This past Wednesday evening, as I lay on the couch suffering from the Plague, barely able to lift up my head without the room spinning, and having not consumed anything all day except for small sips of water and Pedialyte and small nibbles on saltine crackers, I found myself on solo-mommy duty. Being a Wednesday evening in Lent, there was a midweek Lenten service that night. And that night happened to be my husband’s night to preach in San Jose, per our local Lutheran’s pastors’ Lenten rotation. So, JJ had no choice but to leave me alone with the girls and drive 45 minutes south to preach for a 5pm and a 7pm service. (If you’d like to watch video of this very sermon my husband preached in San Jose, click here, and then click on the link in the first paragraph of the post.)
In my ill haze, I wondered how this solo-parenting-while-ill was going to work out. I was too tired to worry about it, but I weakly prayed it would be okay. Thankfully, God heard and answered my prayer, and everything worked out just fine. This was due in LARGE part to the wonderful efforts of my lovely six year old daughter, Lydia.

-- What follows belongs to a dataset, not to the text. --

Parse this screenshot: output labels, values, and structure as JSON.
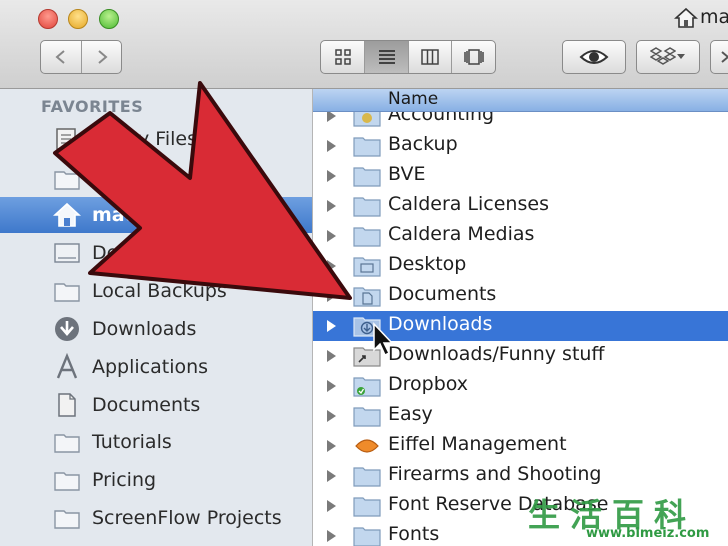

Lydia, bless her soul, was SO helpful. Every half an hour or so, Lydia would say to me, “Momma, can I get you anything?” She was calm, helpful, didn’t pick any fights with her sister, and was in fact extraordinarily helpful and solicitous to her sister. It helped that I had the movie “The Sound of Music” on, as all three of us girls like that movie. But, still, Lydia was so helpful and so kind and so … grown-up! I was incredibly proud of her.
She even assisted her little sister with supper without me having to ask twice. Thankfully, I had some leftovers in the fridge that I managed to heat up for the girls’ supper. (I didn’t eat, and JJ was – obviously – gone.) The girls sat together at the table, and while it was not either of their favorite meal, Lydia ate hers without complaining, and did her best to get some bites into her little sister. Little sister was rather resistant to eating, (and I unfortunately learned why a few hours later, when that supper came back up again. Seems like her intestinal systems were not quite recovered from her own bout of the Plague), but at the time Lydia and I combined our efforts to help the little one eat.
I think it helped that Lydia had recently been ill with the same stomach flu, and during her illness, she had told me more than once how grateful she was to me for being there and for taking care of her. I believe she remembered that feeling and tried to give that same kind of love and care to me.
Lydia has always had a deep, sensitive heart, and it filled my mommy-heart to overflowing to see my beautiful daughter’s sensitive heart bloom into acts of love when given the opportunity. She’s going to be an amazing woman when she grows up.